GIVEN DATA >>

§ §

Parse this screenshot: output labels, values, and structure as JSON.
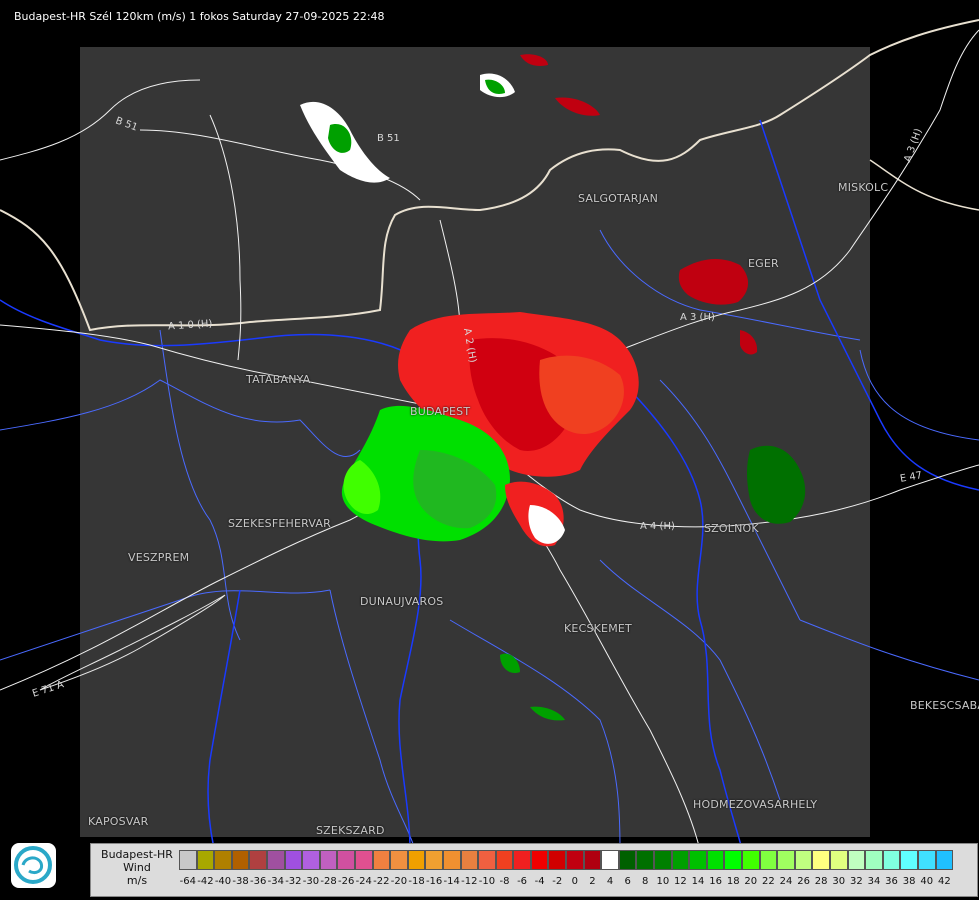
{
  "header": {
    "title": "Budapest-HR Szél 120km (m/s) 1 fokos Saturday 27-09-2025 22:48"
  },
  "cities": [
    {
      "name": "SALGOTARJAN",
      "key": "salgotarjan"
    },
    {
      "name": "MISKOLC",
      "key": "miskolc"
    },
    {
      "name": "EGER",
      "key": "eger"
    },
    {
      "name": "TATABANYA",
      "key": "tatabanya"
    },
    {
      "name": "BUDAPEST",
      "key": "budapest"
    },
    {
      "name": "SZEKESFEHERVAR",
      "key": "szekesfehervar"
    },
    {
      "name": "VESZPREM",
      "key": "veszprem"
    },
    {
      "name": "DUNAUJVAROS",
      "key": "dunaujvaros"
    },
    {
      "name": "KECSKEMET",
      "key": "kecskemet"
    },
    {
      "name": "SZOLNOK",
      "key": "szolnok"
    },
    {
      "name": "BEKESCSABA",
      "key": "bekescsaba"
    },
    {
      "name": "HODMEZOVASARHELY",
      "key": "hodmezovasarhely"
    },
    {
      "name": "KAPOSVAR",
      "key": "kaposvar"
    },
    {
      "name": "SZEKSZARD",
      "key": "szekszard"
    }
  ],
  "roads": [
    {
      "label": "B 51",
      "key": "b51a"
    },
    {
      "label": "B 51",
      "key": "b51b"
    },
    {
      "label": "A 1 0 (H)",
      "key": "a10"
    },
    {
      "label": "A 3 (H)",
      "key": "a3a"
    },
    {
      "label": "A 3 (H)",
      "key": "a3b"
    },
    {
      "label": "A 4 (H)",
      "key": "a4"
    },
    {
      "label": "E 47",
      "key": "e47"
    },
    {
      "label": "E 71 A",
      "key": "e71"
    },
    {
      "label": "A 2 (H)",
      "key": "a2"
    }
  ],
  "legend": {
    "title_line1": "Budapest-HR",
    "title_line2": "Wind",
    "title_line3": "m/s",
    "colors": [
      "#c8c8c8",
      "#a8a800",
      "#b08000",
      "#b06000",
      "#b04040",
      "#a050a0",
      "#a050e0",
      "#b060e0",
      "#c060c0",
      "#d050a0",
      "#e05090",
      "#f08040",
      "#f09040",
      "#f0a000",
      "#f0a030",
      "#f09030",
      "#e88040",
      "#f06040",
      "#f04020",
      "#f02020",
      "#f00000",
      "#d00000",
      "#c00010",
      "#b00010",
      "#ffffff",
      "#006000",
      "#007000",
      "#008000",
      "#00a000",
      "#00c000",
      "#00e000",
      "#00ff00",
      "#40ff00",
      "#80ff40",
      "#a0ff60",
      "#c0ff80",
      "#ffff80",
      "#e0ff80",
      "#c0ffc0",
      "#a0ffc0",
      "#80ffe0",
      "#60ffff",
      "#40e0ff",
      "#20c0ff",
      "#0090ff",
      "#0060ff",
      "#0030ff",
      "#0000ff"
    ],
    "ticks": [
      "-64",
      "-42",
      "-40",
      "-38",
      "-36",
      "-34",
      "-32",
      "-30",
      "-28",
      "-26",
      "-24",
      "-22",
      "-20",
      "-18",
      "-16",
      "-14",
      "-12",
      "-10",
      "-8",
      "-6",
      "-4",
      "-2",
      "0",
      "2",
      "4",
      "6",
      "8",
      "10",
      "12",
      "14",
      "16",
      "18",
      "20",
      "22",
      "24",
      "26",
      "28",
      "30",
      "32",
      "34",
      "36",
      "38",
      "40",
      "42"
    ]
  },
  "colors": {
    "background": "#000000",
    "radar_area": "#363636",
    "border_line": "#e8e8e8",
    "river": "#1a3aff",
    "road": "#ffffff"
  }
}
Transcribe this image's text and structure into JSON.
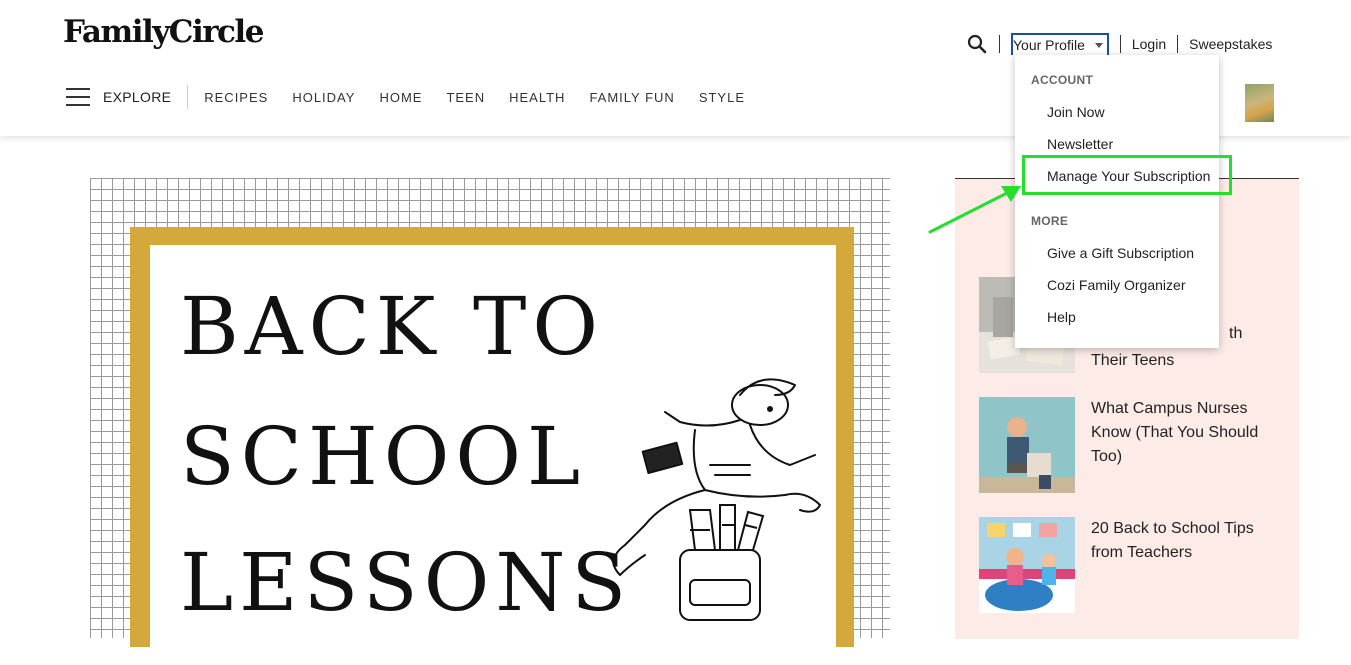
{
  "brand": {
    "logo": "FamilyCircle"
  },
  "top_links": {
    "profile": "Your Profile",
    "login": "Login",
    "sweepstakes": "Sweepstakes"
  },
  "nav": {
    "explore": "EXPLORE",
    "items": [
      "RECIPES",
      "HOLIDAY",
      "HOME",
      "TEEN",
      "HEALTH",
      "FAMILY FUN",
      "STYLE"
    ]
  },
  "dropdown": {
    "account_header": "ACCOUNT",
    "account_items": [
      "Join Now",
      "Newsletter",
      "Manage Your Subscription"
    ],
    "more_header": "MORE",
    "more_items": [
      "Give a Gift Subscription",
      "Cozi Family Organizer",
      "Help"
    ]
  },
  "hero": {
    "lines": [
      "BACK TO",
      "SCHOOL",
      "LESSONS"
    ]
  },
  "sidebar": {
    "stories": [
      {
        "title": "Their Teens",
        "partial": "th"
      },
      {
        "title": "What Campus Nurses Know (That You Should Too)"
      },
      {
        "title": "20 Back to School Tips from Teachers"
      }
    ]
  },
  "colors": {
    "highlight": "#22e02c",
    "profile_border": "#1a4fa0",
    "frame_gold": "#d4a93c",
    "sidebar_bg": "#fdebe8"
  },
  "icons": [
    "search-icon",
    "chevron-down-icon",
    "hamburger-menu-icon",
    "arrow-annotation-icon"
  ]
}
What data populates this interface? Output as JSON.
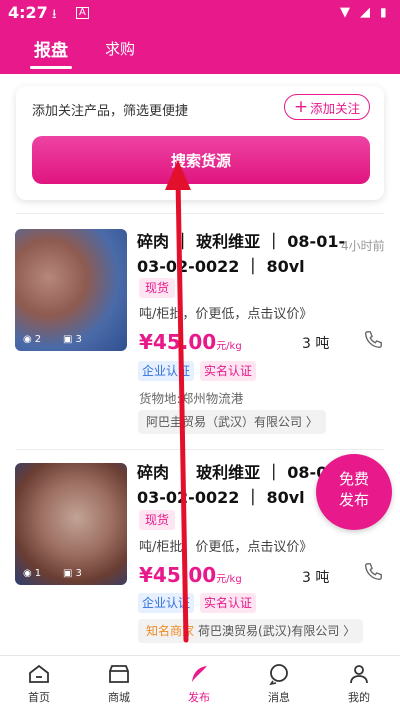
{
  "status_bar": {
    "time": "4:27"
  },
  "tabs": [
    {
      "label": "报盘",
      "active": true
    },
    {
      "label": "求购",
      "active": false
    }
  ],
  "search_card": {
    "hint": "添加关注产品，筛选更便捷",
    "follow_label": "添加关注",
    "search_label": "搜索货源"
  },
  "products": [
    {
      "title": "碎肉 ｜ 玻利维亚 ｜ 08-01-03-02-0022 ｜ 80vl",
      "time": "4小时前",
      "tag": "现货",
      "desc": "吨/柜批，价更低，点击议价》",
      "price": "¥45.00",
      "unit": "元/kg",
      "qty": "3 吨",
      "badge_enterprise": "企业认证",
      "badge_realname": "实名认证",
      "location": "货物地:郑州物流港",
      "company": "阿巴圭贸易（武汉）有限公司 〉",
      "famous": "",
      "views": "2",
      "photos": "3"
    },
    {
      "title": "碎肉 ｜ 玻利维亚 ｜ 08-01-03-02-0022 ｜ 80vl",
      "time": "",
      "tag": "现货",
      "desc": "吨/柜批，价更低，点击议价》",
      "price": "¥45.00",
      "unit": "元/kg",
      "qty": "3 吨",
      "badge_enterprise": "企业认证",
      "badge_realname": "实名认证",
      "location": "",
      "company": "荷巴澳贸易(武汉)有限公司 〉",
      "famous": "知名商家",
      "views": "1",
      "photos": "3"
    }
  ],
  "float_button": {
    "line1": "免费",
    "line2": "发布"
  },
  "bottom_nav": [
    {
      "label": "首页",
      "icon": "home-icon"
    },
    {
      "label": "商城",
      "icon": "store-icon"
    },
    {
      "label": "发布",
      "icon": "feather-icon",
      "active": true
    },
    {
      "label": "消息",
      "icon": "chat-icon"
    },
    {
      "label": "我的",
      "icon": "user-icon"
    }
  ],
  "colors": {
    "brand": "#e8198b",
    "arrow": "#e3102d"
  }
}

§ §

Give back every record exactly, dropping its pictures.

EXERCISE RESULT >>
Parse this screenshot: output labels, values, and structure as JSON.
{
  "header": {
    "title": "Budapest-HR Szél 120km (m/s) 1 fokos Saturday 27-09-2025 22:48"
  },
  "cities": [
    {
      "name": "SALGOTARJAN",
      "key": "salgotarjan"
    },
    {
      "name": "MISKOLC",
      "key": "miskolc"
    },
    {
      "name": "EGER",
      "key": "eger"
    },
    {
      "name": "TATABANYA",
      "key": "tatabanya"
    },
    {
      "name": "BUDAPEST",
      "key": "budapest"
    },
    {
      "name": "SZEKESFEHERVAR",
      "key": "szekesfehervar"
    },
    {
      "name": "VESZPREM",
      "key": "veszprem"
    },
    {
      "name": "DUNAUJVAROS",
      "key": "dunaujvaros"
    },
    {
      "name": "KECSKEMET",
      "key": "kecskemet"
    },
    {
      "name": "SZOLNOK",
      "key": "szolnok"
    },
    {
      "name": "BEKESCSABA",
      "key": "bekescsaba"
    },
    {
      "name": "HODMEZOVASARHELY",
      "key": "hodmezovasarhely"
    },
    {
      "name": "KAPOSVAR",
      "key": "kaposvar"
    },
    {
      "name": "SZEKSZARD",
      "key": "szekszard"
    }
  ],
  "roads": [
    {
      "label": "B 51",
      "key": "b51a"
    },
    {
      "label": "B 51",
      "key": "b51b"
    },
    {
      "label": "A 1 0 (H)",
      "key": "a10"
    },
    {
      "label": "A 3 (H)",
      "key": "a3a"
    },
    {
      "label": "A 3 (H)",
      "key": "a3b"
    },
    {
      "label": "A 4 (H)",
      "key": "a4"
    },
    {
      "label": "E 47",
      "key": "e47"
    },
    {
      "label": "E 71 A",
      "key": "e71"
    },
    {
      "label": "A 2 (H)",
      "key": "a2"
    }
  ],
  "legend": {
    "title_line1": "Budapest-HR",
    "title_line2": "Wind",
    "title_line3": "m/s",
    "colors": [
      "#c8c8c8",
      "#a8a800",
      "#b08000",
      "#b06000",
      "#b04040",
      "#a050a0",
      "#a050e0",
      "#b060e0",
      "#c060c0",
      "#d050a0",
      "#e05090",
      "#f08040",
      "#f09040",
      "#f0a000",
      "#f0a030",
      "#f09030",
      "#e88040",
      "#f06040",
      "#f04020",
      "#f02020",
      "#f00000",
      "#d00000",
      "#c00010",
      "#b00010",
      "#ffffff",
      "#006000",
      "#007000",
      "#008000",
      "#00a000",
      "#00c000",
      "#00e000",
      "#00ff00",
      "#40ff00",
      "#80ff40",
      "#a0ff60",
      "#c0ff80",
      "#ffff80",
      "#e0ff80",
      "#c0ffc0",
      "#a0ffc0",
      "#80ffe0",
      "#60ffff",
      "#40e0ff",
      "#20c0ff",
      "#0090ff",
      "#0060ff",
      "#0030ff",
      "#0000ff"
    ],
    "ticks": [
      "-64",
      "-42",
      "-40",
      "-38",
      "-36",
      "-34",
      "-32",
      "-30",
      "-28",
      "-26",
      "-24",
      "-22",
      "-20",
      "-18",
      "-16",
      "-14",
      "-12",
      "-10",
      "-8",
      "-6",
      "-4",
      "-2",
      "0",
      "2",
      "4",
      "6",
      "8",
      "10",
      "12",
      "14",
      "16",
      "18",
      "20",
      "22",
      "24",
      "26",
      "28",
      "30",
      "32",
      "34",
      "36",
      "38",
      "40",
      "42"
    ]
  },
  "colors": {
    "background": "#000000",
    "radar_area": "#363636",
    "border_line": "#e8e8e8",
    "river": "#1a3aff",
    "road": "#ffffff"
  }
}
Transcribe this image's text and structure into JSON.
{
  "brand": {
    "logo": "FamilyCircle"
  },
  "top_links": {
    "profile": "Your Profile",
    "login": "Login",
    "sweepstakes": "Sweepstakes"
  },
  "nav": {
    "explore": "EXPLORE",
    "items": [
      "RECIPES",
      "HOLIDAY",
      "HOME",
      "TEEN",
      "HEALTH",
      "FAMILY FUN",
      "STYLE"
    ]
  },
  "dropdown": {
    "account_header": "ACCOUNT",
    "account_items": [
      "Join Now",
      "Newsletter",
      "Manage Your Subscription"
    ],
    "more_header": "MORE",
    "more_items": [
      "Give a Gift Subscription",
      "Cozi Family Organizer",
      "Help"
    ]
  },
  "hero": {
    "lines": [
      "BACK TO",
      "SCHOOL",
      "LESSONS"
    ]
  },
  "sidebar": {
    "stories": [
      {
        "title": "Their Teens",
        "partial": "th"
      },
      {
        "title": "What Campus Nurses Know (That You Should Too)"
      },
      {
        "title": "20 Back to School Tips from Teachers"
      }
    ]
  },
  "colors": {
    "highlight": "#22e02c",
    "profile_border": "#1a4fa0",
    "frame_gold": "#d4a93c",
    "sidebar_bg": "#fdebe8"
  },
  "icons": [
    "search-icon",
    "chevron-down-icon",
    "hamburger-menu-icon",
    "arrow-annotation-icon"
  ]
}
What data populates this interface? Output as JSON.
{
  "status_bar": {
    "time": "4:27"
  },
  "tabs": [
    {
      "label": "报盘",
      "active": true
    },
    {
      "label": "求购",
      "active": false
    }
  ],
  "search_card": {
    "hint": "添加关注产品，筛选更便捷",
    "follow_label": "添加关注",
    "search_label": "搜索货源"
  },
  "products": [
    {
      "title": "碎肉 ｜ 玻利维亚 ｜ 08-01-03-02-0022 ｜ 80vl",
      "time": "4小时前",
      "tag": "现货",
      "desc": "吨/柜批，价更低，点击议价》",
      "price": "¥45.00",
      "unit": "元/kg",
      "qty": "3 吨",
      "badge_enterprise": "企业认证",
      "badge_realname": "实名认证",
      "location": "货物地:郑州物流港",
      "company": "阿巴圭贸易（武汉）有限公司 〉",
      "famous": "",
      "views": "2",
      "photos": "3"
    },
    {
      "title": "碎肉 ｜ 玻利维亚 ｜ 08-01-03-02-0022 ｜ 80vl",
      "time": "",
      "tag": "现货",
      "desc": "吨/柜批，价更低，点击议价》",
      "price": "¥45.00",
      "unit": "元/kg",
      "qty": "3 吨",
      "badge_enterprise": "企业认证",
      "badge_realname": "实名认证",
      "location": "",
      "company": "荷巴澳贸易(武汉)有限公司 〉",
      "famous": "知名商家",
      "views": "1",
      "photos": "3"
    }
  ],
  "float_button": {
    "line1": "免费",
    "line2": "发布"
  },
  "bottom_nav": [
    {
      "label": "首页",
      "icon": "home-icon"
    },
    {
      "label": "商城",
      "icon": "store-icon"
    },
    {
      "label": "发布",
      "icon": "feather-icon",
      "active": true
    },
    {
      "label": "消息",
      "icon": "chat-icon"
    },
    {
      "label": "我的",
      "icon": "user-icon"
    }
  ],
  "colors": {
    "brand": "#e8198b",
    "arrow": "#e3102d"
  }
}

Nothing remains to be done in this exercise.